- _LISTED RECORDS_
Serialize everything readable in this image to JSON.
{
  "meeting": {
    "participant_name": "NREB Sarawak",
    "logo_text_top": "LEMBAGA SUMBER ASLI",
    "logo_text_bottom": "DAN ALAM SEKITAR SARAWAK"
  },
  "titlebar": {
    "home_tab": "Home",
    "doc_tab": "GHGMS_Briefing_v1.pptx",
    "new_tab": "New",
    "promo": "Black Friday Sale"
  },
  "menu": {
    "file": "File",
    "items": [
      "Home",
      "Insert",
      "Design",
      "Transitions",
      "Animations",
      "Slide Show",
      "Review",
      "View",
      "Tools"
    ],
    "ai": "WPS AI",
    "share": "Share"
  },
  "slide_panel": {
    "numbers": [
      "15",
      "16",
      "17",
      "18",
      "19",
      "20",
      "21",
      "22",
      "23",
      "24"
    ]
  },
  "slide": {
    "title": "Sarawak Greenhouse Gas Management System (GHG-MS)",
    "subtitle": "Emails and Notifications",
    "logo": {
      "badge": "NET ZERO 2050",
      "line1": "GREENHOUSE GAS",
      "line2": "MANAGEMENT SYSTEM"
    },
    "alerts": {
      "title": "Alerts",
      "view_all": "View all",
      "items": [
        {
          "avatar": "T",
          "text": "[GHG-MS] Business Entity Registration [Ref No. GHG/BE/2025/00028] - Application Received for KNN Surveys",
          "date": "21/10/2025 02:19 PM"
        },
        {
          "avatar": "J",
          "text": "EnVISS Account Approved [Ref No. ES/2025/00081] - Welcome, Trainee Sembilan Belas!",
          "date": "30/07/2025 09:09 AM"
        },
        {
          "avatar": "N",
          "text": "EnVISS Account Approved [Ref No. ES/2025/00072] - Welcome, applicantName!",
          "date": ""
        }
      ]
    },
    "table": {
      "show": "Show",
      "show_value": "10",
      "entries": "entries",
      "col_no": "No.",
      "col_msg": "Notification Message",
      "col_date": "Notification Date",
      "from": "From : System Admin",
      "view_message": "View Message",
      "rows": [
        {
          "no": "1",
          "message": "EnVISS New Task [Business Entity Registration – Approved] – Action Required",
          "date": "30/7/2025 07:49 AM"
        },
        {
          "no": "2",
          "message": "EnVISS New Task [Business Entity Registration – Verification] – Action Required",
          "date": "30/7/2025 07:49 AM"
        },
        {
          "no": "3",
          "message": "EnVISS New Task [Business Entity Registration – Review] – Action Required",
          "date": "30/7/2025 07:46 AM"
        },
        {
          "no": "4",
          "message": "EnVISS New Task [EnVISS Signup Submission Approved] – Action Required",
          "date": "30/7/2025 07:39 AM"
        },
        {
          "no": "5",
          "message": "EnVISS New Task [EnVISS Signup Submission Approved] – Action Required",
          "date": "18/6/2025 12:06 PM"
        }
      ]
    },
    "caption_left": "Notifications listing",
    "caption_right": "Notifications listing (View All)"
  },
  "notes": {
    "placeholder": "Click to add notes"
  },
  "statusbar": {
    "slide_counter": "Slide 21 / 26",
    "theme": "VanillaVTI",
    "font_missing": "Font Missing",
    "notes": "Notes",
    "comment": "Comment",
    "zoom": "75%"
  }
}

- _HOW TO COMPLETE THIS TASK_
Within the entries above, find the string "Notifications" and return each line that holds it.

- _EXPECTED OUTPUT_
    "subtitle": "Emails and Notifications",
    "caption_left": "Notifications listing",
    "caption_right": "Notifications listing (View All)"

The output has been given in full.